When it comes to innovation and creativity, hip-hop has had its share of converts and critics. From sampling, to beatboxing, to using Auto-Tune, technology has been central to the genre’s evolution.
“Hip-hop has been innovating technology from the beginning,” says Reavis Mitchell, 40, a vice president of Beat Kangz Electronics L.L.C., a music technology startup in Nashville, Tennessee, that develops hardware and software. But when Mitchell and co-founder Aja Emmanuel, 29, took a serious look at the industry, they discovered something was off-key or, rather, offbeat: the MPC.
The MPC, or music production center, a powerful type of drum machine, provides sample beats to create the rhythms of hip-hop; it’s been the standard in the genre for the last 30 years, though, as Mitchell says, “the MPC was never meant for hip-hop—it was created for rock.”
Emmanuel, president of Beat Kangz, says at the core there’s a disconnect between the developers of the technology and the artists. “The music equipment industry is run by older white men. They just don’t understand hip-hop and they don’t know how to speak to the market.”
To address this gap, the team has developed the Beat Thang Music Production System ($999), a portable music production machine, which will be released later this year. “Beat Thang supplies not just synthesized drum sounds, but a full range of synth and acoustic instruments to create with—keys, strings, guitars, bells, special effects, vocal effects, etc.,” notes Mitchell. “The MPC needs an outlet, but BT can be charged and then run on batteries like a laptop.” The company has also created Beat Thang Virtual for the Macintosh and PC ($149), a software solution that ships with more than 3,000 original sounds. It’s available at Beat Kangz’s Website and through retailers such as Guitar Center and Sam Ash Music. And, of course, they’ve created an iPhone app, Playa Thang.

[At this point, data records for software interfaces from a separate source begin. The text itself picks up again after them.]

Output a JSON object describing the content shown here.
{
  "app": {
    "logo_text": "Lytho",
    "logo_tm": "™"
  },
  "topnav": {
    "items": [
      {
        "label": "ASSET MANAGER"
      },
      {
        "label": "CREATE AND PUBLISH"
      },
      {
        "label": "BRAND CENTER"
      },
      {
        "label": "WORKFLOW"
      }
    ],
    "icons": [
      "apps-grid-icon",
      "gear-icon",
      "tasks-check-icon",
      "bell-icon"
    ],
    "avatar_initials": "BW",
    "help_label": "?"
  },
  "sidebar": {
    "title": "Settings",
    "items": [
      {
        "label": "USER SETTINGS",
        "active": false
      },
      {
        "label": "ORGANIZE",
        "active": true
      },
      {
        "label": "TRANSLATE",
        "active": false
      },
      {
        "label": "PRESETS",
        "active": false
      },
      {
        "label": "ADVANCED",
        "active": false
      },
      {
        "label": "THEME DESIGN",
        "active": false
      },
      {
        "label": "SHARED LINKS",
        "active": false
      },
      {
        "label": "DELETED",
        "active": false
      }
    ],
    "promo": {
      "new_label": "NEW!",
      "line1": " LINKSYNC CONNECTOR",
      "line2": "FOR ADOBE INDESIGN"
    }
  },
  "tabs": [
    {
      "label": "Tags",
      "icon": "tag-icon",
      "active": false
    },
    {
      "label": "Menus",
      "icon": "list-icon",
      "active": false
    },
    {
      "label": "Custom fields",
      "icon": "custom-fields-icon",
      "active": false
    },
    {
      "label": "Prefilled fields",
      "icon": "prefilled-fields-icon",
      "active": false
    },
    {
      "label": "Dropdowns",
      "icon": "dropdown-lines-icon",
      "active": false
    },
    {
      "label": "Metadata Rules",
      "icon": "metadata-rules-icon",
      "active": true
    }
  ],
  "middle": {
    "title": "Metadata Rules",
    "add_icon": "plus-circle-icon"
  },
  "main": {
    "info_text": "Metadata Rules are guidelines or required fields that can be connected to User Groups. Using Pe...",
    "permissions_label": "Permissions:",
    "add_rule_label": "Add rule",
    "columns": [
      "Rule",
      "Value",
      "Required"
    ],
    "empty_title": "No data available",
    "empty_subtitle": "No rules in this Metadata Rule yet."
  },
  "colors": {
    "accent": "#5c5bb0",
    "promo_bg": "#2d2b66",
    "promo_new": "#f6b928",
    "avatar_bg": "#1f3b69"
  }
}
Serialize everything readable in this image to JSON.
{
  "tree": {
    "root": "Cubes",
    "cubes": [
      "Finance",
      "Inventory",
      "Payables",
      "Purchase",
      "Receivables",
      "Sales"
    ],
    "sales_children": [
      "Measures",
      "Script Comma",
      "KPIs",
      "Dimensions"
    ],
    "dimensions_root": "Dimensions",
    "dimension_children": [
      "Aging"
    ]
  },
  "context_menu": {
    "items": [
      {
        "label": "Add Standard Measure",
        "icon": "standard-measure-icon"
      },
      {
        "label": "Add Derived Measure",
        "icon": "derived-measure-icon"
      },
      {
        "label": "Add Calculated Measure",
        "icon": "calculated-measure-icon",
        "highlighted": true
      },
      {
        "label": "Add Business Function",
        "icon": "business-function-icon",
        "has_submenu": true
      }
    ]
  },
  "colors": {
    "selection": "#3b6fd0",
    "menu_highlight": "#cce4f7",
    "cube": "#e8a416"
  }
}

With the products, Mitchell says, “We’re speaking to an audience that hasn’t been spoken to before.” Emmanuel adds, “The kinds of machines we wanted weren’t being created. We wanted to show the industry that there’s a whole group of people that are underserved.”
The two are not novices in this space. Mitchell, a former computer scientist with the U.S. Geological Survey, helped adapt GPS from military to civilian use and is an award-winning artist and producer. Emmanuel is a former international representative for Sam Ash Music Corp. and Samson Technologies, and an independent hip-hop artist. In 2004, the two collaborated on the SB-246 StreetBoxx for Tokyo-based Zoom Corp., developing the concept and sound set design, and identifying the target market.
Mitchell and Emmanuel combined forces (with another co-founder, Luke Jackson) to form Beat Kangz Electronics in 2007. That same year they secured $1.5 million in venture funding from BPI Entertainment Group L.L.C.; they expect revenues of $9 million by year-end.
“There is a paradigm shift taking place in the music industry,” says Mitchell. Lately there’s a flood of artists looking into tech. It just makes sense to service the independent artist.” What’s next for Beat Kangz? “We’re listening to the market,” Mitchell says. “We want to be driven by the voice of the people.”